On a Tuesday morning in 2015, mother-of-two Korina Valentine went to her local GP after having fallen unwell a day earlier. She was vomiting, and struggling to walk, but the doctor sent her home with suspected gastro to rest up.
Overnight, her condition drastically deteriorated, and in the morning her husband Daniel, 31, rushed her straight to the emergency room. Little did they know that she wouldn’t leave hospital for another 10 months.
Korina, now aged 30, had contracted sepsis, a deadly infection – commonly referred to as blood poisoning – which occurs when the body’s response to infection injures tissues and organs.
By Thursday, she was in a coma. Four months later, she woke up to discover both of her arms and legs had been amputated.
“I was healthy and enjoying life as a mum,” Korina said. “I had no idea what sepsis was until it nearly killed me.”
That year, the Southern Highlands, NSW, mum became one of the 18,000 Australians who are diagnosed with sepsis annually. It’s a disease that kills about 5000 people each year – more than the national road toll, which was 1225 in 2017. And of those that survive sepsis, half are left with a disability or a lifelong impairment.

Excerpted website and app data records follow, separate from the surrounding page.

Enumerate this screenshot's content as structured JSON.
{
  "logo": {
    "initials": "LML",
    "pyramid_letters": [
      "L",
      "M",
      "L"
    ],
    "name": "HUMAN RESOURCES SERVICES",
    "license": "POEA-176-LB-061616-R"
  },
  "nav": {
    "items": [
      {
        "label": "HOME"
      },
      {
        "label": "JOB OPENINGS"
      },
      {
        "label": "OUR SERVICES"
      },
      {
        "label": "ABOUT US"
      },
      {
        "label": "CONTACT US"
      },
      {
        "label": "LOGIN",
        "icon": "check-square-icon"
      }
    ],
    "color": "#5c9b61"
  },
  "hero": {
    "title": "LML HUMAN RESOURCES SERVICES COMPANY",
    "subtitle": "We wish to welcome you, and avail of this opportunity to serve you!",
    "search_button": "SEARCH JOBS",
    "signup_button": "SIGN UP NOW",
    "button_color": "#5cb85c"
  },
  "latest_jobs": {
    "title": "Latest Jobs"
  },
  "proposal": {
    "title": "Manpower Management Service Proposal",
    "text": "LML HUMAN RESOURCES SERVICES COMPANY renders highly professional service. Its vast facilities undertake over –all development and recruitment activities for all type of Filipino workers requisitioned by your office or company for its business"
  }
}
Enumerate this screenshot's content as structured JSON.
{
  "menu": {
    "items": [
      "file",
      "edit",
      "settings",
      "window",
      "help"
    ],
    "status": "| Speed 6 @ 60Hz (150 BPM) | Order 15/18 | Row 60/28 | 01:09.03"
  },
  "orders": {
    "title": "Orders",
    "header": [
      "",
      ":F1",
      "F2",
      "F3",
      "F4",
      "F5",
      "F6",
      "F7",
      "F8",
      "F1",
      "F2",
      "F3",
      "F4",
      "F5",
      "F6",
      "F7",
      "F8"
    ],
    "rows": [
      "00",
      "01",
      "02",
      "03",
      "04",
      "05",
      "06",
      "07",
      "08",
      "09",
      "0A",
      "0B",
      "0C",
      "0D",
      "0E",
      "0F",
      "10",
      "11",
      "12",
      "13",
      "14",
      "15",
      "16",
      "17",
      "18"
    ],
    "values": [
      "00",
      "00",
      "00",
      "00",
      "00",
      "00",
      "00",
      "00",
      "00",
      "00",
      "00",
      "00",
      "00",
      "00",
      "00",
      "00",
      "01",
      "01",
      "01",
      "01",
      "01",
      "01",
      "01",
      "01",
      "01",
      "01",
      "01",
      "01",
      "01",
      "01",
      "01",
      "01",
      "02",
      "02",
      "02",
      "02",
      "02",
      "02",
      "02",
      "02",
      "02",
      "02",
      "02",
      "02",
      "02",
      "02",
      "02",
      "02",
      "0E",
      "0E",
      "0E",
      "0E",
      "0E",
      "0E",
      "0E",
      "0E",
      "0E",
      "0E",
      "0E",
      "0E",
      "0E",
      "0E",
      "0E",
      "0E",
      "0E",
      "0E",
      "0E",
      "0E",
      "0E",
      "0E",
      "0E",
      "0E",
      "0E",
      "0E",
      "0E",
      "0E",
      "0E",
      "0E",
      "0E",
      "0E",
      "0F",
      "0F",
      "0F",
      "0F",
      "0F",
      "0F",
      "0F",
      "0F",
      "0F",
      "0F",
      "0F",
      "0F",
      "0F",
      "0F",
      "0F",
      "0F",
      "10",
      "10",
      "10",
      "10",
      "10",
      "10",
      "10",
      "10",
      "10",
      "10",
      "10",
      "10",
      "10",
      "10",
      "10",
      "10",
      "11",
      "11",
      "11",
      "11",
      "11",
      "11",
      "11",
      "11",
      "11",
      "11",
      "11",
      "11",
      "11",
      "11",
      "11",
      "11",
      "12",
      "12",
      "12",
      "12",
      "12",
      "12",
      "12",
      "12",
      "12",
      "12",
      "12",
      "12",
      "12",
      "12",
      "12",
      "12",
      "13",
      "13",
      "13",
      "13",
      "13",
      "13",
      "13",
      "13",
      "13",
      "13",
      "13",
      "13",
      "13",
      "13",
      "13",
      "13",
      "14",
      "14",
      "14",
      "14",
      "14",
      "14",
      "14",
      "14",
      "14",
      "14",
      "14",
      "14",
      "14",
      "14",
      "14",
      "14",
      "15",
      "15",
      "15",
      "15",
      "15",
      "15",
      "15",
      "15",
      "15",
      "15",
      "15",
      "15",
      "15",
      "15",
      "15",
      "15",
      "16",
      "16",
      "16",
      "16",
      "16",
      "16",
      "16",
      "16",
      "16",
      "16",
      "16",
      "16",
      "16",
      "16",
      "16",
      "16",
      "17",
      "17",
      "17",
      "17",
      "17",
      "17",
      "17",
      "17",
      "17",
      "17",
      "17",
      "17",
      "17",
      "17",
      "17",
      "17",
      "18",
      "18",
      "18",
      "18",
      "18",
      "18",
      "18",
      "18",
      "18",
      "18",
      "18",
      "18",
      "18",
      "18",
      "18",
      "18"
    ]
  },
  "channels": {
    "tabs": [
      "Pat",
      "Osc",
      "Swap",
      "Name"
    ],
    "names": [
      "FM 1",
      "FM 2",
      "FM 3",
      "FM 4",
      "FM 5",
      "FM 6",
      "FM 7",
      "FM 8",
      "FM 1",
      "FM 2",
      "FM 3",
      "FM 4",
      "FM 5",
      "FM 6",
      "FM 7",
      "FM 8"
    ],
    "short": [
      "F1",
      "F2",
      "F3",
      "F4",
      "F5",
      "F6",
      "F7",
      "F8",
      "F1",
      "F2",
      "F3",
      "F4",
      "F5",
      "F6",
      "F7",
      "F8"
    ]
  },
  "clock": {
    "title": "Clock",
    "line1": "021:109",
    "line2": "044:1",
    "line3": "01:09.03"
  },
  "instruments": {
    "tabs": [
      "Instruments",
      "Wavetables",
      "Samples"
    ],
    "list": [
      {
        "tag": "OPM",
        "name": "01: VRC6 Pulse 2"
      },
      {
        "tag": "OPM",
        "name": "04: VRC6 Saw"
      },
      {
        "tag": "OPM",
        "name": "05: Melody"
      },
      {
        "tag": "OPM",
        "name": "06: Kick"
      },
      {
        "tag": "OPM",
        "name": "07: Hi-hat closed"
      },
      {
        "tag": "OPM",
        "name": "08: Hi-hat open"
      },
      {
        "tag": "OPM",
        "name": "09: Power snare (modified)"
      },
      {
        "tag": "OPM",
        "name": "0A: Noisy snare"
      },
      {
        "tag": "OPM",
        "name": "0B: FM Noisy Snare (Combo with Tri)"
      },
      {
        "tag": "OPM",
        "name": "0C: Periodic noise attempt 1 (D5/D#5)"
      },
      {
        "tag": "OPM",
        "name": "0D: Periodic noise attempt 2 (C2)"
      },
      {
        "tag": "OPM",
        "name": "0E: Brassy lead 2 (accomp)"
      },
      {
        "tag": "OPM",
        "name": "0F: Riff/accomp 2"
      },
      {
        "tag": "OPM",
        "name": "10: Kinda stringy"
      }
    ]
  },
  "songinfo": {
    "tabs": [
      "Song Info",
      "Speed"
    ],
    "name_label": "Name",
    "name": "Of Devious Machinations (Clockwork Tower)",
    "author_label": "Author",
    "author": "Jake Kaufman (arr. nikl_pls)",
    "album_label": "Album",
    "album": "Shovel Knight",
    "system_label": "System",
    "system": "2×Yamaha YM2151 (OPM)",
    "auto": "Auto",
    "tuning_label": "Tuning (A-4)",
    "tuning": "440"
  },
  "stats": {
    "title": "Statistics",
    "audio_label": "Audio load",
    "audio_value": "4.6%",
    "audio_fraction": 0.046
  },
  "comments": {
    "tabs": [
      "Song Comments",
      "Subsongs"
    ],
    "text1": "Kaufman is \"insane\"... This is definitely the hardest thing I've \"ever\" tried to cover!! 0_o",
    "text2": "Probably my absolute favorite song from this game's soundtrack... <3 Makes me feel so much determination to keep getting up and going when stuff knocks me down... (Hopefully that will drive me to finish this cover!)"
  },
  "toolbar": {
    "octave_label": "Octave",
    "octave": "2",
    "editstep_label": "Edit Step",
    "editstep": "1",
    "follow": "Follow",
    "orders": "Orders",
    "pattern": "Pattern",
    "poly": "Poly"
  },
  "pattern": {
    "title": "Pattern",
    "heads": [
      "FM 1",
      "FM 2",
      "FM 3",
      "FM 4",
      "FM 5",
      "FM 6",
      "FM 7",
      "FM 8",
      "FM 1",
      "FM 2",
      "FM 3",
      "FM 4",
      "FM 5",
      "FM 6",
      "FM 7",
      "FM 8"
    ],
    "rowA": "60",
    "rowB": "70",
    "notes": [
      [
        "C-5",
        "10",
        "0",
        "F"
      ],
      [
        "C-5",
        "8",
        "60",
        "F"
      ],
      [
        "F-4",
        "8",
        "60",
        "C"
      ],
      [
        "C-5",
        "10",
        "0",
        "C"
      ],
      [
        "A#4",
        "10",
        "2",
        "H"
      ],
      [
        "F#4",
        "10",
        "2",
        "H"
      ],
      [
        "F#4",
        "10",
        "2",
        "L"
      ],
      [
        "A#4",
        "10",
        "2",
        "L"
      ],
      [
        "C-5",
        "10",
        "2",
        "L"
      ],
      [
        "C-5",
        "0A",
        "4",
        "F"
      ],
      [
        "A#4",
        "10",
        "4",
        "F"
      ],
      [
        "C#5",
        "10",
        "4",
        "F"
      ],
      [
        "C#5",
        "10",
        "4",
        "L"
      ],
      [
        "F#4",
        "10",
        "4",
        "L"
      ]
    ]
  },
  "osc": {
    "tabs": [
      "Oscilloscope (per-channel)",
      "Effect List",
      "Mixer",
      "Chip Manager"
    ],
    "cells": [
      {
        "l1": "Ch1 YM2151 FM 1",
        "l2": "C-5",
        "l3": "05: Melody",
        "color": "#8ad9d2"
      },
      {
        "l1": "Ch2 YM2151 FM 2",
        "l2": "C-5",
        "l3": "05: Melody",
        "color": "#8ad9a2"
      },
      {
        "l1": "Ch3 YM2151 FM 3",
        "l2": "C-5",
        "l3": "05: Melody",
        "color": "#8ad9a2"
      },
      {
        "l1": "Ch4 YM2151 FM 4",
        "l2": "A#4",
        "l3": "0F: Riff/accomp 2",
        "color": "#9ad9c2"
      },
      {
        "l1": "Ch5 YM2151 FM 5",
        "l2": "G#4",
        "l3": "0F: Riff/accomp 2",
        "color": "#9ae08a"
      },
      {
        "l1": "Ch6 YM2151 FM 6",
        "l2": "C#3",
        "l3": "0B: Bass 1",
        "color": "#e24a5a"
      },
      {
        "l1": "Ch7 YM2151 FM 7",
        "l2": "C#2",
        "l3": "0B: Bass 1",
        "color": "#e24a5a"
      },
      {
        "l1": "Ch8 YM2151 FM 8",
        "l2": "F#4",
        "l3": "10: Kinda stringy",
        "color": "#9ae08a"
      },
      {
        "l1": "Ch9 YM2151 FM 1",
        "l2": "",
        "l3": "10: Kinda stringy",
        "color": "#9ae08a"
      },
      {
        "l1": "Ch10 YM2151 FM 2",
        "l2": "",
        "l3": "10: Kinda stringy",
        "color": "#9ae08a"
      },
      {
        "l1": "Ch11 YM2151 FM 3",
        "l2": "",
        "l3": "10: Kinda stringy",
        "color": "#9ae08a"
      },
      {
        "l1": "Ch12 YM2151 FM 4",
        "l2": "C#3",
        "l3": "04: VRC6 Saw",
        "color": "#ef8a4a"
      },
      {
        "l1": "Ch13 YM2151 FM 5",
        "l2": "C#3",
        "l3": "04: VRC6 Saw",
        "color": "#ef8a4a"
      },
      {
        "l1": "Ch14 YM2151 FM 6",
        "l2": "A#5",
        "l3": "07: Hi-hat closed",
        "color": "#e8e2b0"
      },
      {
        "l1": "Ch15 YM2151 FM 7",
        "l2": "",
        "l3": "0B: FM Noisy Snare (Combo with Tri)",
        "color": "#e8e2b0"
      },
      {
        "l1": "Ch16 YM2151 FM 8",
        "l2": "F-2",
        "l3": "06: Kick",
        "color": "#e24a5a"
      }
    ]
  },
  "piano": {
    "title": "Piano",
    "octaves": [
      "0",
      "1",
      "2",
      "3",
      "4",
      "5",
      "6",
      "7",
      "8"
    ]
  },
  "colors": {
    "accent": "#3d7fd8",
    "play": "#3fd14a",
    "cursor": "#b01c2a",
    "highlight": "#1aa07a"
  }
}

Korina considers herself one of the lucky ones, having survived the ordeal, but that didn't make it any less terrifying for her and her young family.